  14. 14.
    B. W. Jordan and R. C. Barrett, “A scan conversion algorithm with reduced storage requirements”, Comm. ACM, vol. 16, no. 11, November 1973, pp. 676–682.CrossRefGoogle Scholar
  15. 15.
    R. C. Barrett and B. W. Jordan, “Scan conversion algorithms a cell organized raster display”, Comm. ACM, vol. 17, no. 3, March 1974, pp. 157–163.CrossRefGoogle Scholar
  16. 16.
    J. A. Saghri, Efficient encoding of line drawing data with generalized chain codes, Tech. Rept. IPL-TR-79-003, Rensselaer Polytechnic Institute, Troy, NY, August 1979.Google Scholar
  17. 17.
    A. Rosenfeld, “Algorithms for image/vector conversion”, Computer Graphics, vol. 12, no. 3, August 1978, pp. 135–139.Google Scholar
  18. 18.
    R. F. Sproull and I. E. Sutherland, “A clipping divider”, Proc. Fall Joint Computer Conf., 1968, AFIPS Press, pp. 765–775.Google Scholar
  19. 19.
    H. Freeman, “Analysis of line drawings”, in J. C. Simon and A. Rosenfeld, Digital Image Processing and Analysis, Noordhoff, Leyden, 1977, pp. 187–199.Google Scholar
  20. 20.
    B. Kubert, J. Szabo, and S. Giulieri, “The perspective representation of functions of two variables”, Jan. ACM, vol. 15, no. 2, April 1968, pp. 193–204.MATHCrossRefGoogle Scholar
  21. 21.
    T. J. Wright, “A two-space solution to the hidden-line problem for plotting functions of two variables”, IEEE Trans. Computers, vol. C-22, no. 1, January 1973, pp. 28–33.CrossRefGoogle Scholar

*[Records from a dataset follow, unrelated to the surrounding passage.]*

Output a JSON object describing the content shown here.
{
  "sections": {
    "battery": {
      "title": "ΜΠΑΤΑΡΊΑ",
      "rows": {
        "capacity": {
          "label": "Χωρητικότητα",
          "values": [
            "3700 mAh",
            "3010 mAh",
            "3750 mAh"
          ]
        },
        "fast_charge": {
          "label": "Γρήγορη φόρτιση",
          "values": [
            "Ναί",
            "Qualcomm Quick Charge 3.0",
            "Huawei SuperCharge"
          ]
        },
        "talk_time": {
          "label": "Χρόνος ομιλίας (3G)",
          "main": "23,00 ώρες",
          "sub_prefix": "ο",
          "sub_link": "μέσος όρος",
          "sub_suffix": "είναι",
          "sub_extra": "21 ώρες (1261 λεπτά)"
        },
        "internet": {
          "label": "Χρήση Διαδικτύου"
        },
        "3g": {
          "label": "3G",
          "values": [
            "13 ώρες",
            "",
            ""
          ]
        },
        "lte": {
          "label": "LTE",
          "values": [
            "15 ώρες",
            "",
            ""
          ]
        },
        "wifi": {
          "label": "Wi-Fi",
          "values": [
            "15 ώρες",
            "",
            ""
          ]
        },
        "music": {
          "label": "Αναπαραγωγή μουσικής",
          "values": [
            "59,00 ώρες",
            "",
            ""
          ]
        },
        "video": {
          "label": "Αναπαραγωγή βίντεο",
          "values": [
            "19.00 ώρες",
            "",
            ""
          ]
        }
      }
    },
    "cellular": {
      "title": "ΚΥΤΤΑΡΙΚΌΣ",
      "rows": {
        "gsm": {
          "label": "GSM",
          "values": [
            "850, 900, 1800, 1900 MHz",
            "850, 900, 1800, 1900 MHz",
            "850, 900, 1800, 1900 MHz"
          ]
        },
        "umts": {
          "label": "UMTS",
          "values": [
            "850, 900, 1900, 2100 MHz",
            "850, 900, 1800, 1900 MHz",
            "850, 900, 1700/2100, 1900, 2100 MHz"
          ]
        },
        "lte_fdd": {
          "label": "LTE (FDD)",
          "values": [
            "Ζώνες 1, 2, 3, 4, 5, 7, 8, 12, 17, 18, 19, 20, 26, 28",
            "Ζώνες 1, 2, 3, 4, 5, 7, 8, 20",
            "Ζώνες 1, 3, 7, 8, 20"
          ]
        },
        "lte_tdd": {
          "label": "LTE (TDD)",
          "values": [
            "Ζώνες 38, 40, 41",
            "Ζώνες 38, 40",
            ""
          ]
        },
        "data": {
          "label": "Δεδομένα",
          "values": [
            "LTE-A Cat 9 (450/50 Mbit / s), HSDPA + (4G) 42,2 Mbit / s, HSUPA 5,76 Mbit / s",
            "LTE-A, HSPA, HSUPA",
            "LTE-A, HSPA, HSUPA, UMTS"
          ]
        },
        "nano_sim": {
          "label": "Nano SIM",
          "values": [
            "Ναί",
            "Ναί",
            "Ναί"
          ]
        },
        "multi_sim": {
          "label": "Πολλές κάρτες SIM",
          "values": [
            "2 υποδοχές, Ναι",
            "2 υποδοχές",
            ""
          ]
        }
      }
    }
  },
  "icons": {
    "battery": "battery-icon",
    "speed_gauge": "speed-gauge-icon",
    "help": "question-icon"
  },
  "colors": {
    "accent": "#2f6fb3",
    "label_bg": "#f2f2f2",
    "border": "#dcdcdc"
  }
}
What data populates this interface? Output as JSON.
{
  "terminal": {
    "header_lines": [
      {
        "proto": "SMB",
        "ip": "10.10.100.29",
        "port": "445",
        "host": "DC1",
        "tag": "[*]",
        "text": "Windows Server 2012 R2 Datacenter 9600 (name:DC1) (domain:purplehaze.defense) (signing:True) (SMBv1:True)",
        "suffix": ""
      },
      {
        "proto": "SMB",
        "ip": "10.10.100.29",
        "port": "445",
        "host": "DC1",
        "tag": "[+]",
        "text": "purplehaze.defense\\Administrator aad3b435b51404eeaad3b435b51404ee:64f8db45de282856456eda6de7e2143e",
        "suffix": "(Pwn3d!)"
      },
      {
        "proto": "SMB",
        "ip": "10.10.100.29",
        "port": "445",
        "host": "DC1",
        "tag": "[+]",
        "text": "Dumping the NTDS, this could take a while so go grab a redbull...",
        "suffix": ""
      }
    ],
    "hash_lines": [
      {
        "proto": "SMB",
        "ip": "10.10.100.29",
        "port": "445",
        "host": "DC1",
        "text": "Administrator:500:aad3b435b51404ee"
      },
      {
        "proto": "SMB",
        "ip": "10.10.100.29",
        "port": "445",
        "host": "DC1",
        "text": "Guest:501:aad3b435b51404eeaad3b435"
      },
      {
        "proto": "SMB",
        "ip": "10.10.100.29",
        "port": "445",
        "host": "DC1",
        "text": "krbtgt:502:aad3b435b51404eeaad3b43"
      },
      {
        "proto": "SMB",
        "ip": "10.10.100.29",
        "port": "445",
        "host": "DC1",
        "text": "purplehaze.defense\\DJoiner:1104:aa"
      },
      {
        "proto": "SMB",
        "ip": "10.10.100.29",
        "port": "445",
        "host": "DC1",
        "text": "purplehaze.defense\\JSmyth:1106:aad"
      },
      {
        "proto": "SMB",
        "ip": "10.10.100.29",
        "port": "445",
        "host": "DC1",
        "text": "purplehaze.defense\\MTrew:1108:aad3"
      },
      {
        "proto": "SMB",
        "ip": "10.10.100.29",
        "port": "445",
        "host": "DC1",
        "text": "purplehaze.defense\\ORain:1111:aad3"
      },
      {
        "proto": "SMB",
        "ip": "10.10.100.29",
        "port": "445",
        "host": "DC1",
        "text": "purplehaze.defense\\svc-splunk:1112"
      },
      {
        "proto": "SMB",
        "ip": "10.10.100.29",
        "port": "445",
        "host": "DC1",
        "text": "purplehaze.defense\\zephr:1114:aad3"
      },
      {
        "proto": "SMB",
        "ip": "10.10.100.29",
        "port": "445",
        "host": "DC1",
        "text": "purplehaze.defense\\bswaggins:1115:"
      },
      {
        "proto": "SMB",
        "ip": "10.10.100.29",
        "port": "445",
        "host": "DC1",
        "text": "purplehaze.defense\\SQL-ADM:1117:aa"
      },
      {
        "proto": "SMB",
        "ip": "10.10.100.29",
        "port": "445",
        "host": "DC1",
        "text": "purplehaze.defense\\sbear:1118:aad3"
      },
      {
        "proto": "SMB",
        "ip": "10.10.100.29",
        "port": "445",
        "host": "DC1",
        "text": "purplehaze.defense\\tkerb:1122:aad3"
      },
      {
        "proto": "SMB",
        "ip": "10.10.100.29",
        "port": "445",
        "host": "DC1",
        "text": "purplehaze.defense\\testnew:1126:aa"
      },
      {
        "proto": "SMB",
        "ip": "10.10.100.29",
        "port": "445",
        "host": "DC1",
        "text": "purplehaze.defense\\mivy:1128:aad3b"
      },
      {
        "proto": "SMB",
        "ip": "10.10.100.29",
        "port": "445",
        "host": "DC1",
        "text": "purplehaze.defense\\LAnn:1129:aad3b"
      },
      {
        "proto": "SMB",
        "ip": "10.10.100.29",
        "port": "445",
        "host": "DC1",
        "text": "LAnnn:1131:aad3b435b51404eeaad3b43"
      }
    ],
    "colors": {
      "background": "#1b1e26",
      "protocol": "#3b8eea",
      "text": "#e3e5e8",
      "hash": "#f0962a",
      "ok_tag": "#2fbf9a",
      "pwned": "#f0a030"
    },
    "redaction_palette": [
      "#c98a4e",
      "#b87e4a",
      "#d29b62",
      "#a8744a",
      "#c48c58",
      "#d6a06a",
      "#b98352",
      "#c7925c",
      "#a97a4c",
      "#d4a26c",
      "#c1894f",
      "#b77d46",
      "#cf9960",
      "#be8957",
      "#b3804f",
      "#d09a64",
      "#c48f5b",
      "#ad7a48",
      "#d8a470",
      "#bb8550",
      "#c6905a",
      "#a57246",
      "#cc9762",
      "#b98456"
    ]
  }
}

Copyright information

© D. Reidel Publishing Company 1981

Authors and Affiliations

  • Herbert Freeman
    • 1
  1. 1.Rensselaer Polytechnic InstituteTroyUSA

Personalised recommendations